Schedule II narcotics are the most heavily guarded drugs that exist behind a pharmacy counter but perhaps you don’t understand what that means for you, the patient, and how that can affect you and your ability to fill the medication. The reason for these drugs being so guarded is that there are so many people out there looking to take advantage of those drugs and abuse them or sell them on the street where their street value is sky high but as a patient who needs it for traditional reasons you have to be aware of the problems you face.
Once a doctor writes you a script for a Schedule II narcotic you then have 90 days to get it filled. This used to be a seven-day rule but the rule has been changed to accommodate doctors who would like the write prescriptions for patients ahead of time when they come in on their visit.
You must know that a Schedule II drug cannot be phoned into the pharmacy by the doctor. It cannot be sent by fax or by telephone. It has to be written out by the doctor. This is the reason for the new 90-day rule. A mother with children who might be taking Adderall shouldn’t have to come back every three weeks to get a new medication for their child.
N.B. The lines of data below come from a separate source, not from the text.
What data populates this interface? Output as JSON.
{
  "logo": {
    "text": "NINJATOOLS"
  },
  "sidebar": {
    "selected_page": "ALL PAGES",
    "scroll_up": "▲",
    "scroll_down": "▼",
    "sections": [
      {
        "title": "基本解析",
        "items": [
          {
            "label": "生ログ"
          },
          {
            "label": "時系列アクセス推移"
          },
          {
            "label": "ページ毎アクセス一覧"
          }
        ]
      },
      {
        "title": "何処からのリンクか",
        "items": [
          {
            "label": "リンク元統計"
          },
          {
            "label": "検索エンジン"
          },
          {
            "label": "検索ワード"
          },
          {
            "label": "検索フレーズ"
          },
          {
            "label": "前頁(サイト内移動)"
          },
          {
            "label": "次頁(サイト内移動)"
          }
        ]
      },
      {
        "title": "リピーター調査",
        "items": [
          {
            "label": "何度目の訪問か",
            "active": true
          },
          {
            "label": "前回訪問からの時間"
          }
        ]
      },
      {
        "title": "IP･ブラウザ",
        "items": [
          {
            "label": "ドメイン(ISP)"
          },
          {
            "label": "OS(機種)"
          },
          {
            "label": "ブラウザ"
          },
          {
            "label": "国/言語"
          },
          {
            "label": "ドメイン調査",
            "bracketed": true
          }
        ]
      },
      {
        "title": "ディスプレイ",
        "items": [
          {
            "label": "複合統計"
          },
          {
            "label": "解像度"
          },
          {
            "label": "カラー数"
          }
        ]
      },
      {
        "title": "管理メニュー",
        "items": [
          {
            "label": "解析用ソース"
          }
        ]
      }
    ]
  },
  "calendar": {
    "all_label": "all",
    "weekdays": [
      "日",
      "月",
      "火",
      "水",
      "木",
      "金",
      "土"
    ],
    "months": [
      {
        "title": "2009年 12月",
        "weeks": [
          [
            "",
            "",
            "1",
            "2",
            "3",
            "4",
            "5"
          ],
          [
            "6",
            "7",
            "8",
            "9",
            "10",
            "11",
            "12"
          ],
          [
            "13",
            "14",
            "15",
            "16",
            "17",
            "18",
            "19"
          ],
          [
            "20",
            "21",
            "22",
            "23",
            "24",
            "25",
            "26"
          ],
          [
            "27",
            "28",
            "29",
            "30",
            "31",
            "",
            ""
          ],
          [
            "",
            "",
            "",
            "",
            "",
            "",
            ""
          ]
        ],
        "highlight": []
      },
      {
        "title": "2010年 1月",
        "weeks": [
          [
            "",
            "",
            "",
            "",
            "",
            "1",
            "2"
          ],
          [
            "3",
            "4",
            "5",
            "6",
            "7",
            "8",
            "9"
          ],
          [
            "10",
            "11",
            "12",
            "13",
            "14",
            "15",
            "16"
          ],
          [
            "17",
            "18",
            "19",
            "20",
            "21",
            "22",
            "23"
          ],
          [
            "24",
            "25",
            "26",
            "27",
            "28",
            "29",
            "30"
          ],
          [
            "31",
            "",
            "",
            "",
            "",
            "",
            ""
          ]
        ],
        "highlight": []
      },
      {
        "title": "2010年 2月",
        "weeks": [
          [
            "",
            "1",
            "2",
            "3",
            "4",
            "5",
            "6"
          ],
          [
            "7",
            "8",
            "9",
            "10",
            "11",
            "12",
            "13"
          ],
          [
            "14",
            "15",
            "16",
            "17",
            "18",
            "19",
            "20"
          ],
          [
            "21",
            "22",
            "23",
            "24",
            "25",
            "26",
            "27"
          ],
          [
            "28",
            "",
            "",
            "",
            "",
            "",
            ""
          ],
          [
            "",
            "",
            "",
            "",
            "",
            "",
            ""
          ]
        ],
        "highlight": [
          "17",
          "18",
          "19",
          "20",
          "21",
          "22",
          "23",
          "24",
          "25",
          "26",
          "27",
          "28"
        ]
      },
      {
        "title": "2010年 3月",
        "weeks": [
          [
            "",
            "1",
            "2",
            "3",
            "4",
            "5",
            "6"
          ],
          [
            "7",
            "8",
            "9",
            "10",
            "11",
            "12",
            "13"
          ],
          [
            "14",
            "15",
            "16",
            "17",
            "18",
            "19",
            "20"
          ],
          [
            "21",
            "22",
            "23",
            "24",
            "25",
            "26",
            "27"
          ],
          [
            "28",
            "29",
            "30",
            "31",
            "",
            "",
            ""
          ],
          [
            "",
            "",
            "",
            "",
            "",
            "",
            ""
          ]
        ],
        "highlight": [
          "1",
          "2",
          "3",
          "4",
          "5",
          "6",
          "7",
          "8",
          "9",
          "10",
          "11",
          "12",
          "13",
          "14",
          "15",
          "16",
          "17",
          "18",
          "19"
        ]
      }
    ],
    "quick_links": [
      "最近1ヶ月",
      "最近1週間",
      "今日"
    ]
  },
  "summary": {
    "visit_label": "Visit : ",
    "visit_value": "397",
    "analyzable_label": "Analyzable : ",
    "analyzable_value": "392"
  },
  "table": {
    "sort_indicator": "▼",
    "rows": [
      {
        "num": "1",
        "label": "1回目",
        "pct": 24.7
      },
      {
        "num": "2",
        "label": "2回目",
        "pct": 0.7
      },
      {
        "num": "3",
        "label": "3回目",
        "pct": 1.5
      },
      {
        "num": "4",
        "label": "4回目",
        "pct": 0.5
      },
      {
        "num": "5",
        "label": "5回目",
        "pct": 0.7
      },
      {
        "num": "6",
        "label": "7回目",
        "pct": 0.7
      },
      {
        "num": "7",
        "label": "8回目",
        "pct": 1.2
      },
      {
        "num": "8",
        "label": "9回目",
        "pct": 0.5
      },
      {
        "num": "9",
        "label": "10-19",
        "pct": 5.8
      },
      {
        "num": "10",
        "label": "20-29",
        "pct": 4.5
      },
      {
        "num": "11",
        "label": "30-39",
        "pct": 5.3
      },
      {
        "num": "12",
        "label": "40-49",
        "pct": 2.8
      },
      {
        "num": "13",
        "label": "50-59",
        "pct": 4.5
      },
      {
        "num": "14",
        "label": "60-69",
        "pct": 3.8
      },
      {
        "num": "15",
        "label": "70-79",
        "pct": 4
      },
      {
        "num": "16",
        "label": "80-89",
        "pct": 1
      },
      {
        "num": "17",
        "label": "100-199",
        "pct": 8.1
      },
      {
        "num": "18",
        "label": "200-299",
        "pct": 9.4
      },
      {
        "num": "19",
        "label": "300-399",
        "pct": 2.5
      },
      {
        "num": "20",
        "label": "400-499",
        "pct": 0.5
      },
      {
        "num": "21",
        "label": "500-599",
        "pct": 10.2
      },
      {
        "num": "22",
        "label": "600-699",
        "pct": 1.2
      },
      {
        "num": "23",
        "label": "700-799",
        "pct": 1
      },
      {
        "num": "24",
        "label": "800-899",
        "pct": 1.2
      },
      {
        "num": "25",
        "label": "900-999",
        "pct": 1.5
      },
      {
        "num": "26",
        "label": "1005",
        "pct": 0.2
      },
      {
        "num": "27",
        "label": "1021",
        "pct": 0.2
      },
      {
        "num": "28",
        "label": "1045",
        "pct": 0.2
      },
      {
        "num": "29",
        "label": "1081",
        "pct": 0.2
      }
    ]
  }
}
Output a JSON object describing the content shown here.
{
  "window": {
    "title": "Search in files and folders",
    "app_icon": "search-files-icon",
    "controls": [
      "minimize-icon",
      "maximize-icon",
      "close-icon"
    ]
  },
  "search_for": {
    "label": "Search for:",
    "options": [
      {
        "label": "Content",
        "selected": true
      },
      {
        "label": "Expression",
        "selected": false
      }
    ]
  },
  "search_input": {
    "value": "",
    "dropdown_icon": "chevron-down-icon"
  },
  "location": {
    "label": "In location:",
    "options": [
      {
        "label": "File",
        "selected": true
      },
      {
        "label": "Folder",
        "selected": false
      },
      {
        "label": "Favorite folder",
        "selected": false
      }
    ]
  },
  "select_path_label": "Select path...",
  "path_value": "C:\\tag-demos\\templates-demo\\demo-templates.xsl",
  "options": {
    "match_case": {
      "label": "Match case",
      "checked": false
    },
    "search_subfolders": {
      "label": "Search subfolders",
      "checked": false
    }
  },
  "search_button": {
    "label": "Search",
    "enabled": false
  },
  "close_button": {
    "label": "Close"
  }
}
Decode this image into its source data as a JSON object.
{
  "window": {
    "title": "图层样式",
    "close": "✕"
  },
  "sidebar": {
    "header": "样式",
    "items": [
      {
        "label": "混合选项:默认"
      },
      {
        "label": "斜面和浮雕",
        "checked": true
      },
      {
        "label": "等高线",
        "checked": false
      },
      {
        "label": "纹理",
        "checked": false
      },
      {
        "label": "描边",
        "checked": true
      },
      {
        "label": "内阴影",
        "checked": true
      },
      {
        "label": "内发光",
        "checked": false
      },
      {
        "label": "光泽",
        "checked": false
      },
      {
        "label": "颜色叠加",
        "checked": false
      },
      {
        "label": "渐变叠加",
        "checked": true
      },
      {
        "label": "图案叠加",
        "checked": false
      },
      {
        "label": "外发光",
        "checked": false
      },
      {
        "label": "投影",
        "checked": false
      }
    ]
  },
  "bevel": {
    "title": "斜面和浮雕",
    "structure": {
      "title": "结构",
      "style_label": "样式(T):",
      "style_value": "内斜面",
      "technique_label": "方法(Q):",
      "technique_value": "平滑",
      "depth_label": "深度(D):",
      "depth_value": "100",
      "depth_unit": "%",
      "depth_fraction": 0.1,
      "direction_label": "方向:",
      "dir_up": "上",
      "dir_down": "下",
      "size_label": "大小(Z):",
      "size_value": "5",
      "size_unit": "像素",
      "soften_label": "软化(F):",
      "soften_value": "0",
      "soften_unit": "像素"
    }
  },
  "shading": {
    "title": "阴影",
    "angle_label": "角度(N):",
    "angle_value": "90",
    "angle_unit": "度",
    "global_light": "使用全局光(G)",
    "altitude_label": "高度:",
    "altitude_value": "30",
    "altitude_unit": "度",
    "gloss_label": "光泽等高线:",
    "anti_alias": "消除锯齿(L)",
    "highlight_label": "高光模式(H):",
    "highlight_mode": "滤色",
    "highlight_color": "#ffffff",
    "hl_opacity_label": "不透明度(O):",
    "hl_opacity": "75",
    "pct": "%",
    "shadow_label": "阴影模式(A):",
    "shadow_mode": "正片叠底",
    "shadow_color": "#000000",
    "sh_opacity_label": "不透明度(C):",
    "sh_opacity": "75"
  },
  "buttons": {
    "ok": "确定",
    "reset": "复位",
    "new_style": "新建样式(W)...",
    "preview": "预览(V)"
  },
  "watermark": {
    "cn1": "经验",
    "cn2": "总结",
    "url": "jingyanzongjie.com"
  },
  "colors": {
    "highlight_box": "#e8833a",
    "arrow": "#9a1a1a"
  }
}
If you walk into a pharmacy with your Schedule II drug prescription and the date appears to be altered at all, it may present a big problem for you. There is a very good chance that you will end up having to wait until a call is placed to your doctor making sure that there is no issue with the date. If there is no date on the prescription then there is another call that will have to be placed to the doctor. These are just some of the rules involved.